(Excerpts from an interface dataset)
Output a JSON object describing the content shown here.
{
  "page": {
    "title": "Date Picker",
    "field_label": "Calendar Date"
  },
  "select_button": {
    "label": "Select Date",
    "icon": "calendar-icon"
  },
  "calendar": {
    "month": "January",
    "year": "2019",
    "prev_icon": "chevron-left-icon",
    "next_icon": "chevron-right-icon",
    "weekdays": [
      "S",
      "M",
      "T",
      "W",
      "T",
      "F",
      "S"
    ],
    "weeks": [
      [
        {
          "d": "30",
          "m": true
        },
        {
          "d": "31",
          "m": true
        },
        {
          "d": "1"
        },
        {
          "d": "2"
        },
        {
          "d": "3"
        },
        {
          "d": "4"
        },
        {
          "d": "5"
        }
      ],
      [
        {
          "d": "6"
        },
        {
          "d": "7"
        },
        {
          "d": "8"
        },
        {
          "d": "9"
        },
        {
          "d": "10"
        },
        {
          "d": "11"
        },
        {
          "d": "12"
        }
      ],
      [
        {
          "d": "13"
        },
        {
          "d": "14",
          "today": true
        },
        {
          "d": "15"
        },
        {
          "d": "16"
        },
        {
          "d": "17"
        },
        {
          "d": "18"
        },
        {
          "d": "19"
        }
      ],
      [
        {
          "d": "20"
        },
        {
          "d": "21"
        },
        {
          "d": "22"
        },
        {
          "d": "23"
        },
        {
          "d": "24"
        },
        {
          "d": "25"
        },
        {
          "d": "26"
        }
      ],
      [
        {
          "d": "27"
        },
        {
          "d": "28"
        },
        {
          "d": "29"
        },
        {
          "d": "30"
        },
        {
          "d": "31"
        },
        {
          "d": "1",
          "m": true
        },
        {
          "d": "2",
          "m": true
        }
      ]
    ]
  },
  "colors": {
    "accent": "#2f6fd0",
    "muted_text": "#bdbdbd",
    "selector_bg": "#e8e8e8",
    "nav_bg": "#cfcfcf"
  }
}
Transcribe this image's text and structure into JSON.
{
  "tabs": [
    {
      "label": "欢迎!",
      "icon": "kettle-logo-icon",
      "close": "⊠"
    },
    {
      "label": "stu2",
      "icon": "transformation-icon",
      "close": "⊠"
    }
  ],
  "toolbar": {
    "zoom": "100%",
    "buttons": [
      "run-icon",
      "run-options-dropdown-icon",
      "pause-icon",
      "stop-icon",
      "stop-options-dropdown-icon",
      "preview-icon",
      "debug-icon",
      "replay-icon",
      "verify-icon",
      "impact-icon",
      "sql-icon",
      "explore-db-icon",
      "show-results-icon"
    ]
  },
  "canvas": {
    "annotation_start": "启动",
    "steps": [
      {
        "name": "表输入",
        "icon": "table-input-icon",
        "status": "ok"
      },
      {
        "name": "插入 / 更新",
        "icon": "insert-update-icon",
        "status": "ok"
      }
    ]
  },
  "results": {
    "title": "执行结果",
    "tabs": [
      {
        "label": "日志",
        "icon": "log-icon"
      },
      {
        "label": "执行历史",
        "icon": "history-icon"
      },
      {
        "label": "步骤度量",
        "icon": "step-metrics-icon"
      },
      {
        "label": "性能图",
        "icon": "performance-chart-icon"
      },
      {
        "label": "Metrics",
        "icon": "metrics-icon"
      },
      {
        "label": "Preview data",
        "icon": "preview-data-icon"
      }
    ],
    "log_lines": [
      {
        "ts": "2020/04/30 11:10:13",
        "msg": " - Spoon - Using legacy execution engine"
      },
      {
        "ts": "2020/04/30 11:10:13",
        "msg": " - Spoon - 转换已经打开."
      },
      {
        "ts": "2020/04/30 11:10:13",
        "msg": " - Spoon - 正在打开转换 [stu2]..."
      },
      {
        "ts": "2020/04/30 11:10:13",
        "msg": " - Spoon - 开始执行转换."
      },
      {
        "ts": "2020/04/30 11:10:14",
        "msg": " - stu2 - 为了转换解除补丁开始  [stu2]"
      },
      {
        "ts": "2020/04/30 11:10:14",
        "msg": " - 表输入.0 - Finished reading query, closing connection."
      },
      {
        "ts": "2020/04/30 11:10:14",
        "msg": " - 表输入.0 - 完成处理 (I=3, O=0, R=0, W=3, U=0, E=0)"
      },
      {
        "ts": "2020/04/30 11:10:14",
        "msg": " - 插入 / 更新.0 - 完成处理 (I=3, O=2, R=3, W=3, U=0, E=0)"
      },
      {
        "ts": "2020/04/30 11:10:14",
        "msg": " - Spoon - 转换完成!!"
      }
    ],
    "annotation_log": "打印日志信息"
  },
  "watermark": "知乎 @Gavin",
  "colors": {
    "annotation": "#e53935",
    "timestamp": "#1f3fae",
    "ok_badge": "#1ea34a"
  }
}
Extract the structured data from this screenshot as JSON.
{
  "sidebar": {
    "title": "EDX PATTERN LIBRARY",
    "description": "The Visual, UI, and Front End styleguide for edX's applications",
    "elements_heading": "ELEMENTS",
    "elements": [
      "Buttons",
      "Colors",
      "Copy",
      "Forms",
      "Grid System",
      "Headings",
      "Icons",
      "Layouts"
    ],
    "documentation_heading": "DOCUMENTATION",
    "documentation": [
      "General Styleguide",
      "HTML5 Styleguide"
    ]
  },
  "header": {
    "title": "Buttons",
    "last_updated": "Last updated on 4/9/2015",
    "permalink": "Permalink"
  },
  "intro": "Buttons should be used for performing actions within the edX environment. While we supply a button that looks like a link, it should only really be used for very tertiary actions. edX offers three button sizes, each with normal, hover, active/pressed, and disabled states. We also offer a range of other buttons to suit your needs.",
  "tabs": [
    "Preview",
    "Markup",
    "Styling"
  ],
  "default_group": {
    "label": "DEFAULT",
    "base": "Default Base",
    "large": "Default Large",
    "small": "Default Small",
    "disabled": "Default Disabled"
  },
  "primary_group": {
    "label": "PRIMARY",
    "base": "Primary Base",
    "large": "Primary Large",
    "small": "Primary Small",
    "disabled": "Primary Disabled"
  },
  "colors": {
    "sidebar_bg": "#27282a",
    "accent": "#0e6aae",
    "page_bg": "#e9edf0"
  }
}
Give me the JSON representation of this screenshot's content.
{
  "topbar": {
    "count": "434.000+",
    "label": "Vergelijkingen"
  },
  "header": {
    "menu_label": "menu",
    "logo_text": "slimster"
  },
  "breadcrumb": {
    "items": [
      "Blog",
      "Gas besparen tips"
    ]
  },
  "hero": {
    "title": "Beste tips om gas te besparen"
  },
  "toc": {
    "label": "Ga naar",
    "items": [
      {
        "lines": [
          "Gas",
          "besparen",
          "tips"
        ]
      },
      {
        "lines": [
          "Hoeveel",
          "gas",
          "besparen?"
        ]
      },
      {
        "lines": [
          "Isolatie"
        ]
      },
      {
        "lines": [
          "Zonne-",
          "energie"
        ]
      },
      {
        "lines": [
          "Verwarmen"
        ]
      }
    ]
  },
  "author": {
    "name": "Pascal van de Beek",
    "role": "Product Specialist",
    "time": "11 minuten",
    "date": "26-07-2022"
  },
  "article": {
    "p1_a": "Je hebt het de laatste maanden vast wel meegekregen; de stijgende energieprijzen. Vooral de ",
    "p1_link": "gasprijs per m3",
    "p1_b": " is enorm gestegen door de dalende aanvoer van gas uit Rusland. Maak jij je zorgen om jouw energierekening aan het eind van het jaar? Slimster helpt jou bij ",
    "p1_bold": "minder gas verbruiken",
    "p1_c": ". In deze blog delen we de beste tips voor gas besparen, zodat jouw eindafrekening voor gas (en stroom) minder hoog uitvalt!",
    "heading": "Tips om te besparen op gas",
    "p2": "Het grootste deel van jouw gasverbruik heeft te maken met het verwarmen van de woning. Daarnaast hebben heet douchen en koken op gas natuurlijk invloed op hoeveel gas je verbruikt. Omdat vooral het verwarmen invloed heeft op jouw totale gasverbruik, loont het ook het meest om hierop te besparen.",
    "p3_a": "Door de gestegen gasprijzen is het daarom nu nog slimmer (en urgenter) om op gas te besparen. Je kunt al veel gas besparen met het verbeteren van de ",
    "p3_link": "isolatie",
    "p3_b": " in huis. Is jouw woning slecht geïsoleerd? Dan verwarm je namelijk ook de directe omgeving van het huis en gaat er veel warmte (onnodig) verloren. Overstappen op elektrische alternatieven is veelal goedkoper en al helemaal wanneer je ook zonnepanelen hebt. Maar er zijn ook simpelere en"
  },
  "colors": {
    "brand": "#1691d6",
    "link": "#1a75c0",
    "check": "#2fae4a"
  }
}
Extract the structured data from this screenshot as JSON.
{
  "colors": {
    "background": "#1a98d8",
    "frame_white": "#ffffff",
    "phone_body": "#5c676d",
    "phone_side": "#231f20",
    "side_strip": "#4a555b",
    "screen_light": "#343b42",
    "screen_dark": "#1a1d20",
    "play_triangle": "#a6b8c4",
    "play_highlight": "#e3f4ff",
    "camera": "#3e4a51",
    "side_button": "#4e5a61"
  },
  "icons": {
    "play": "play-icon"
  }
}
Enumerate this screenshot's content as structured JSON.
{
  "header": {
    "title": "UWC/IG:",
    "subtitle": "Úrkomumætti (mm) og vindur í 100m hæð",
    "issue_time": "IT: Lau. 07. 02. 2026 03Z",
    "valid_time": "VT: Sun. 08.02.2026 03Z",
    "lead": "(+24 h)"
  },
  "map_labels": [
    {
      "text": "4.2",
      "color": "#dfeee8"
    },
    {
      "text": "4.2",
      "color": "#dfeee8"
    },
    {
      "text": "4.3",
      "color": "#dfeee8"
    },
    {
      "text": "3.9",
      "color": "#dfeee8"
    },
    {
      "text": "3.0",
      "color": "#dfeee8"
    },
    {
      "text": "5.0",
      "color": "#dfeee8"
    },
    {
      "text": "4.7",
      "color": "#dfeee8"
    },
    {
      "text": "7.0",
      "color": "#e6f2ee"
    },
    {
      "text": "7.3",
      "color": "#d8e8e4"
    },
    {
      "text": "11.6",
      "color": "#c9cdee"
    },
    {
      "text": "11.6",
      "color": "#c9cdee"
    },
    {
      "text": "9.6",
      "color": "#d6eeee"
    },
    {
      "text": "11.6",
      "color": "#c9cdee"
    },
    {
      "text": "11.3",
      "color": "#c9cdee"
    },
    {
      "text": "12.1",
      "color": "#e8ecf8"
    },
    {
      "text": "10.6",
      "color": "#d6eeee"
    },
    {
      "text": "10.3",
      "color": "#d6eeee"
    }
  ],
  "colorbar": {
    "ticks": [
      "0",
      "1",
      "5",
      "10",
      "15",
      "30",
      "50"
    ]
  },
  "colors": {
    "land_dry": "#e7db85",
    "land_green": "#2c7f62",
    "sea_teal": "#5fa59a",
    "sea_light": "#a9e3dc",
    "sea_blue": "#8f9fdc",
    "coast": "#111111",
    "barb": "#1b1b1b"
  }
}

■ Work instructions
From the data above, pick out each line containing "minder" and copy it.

■ Task solution
    "p1_bold": "minder gas verbruiken",
    "p1_c": ". In deze blog delen we de beste tips voor gas besparen, zodat jouw eindafrekening voor gas (en stroom) minder hoog uitvalt!",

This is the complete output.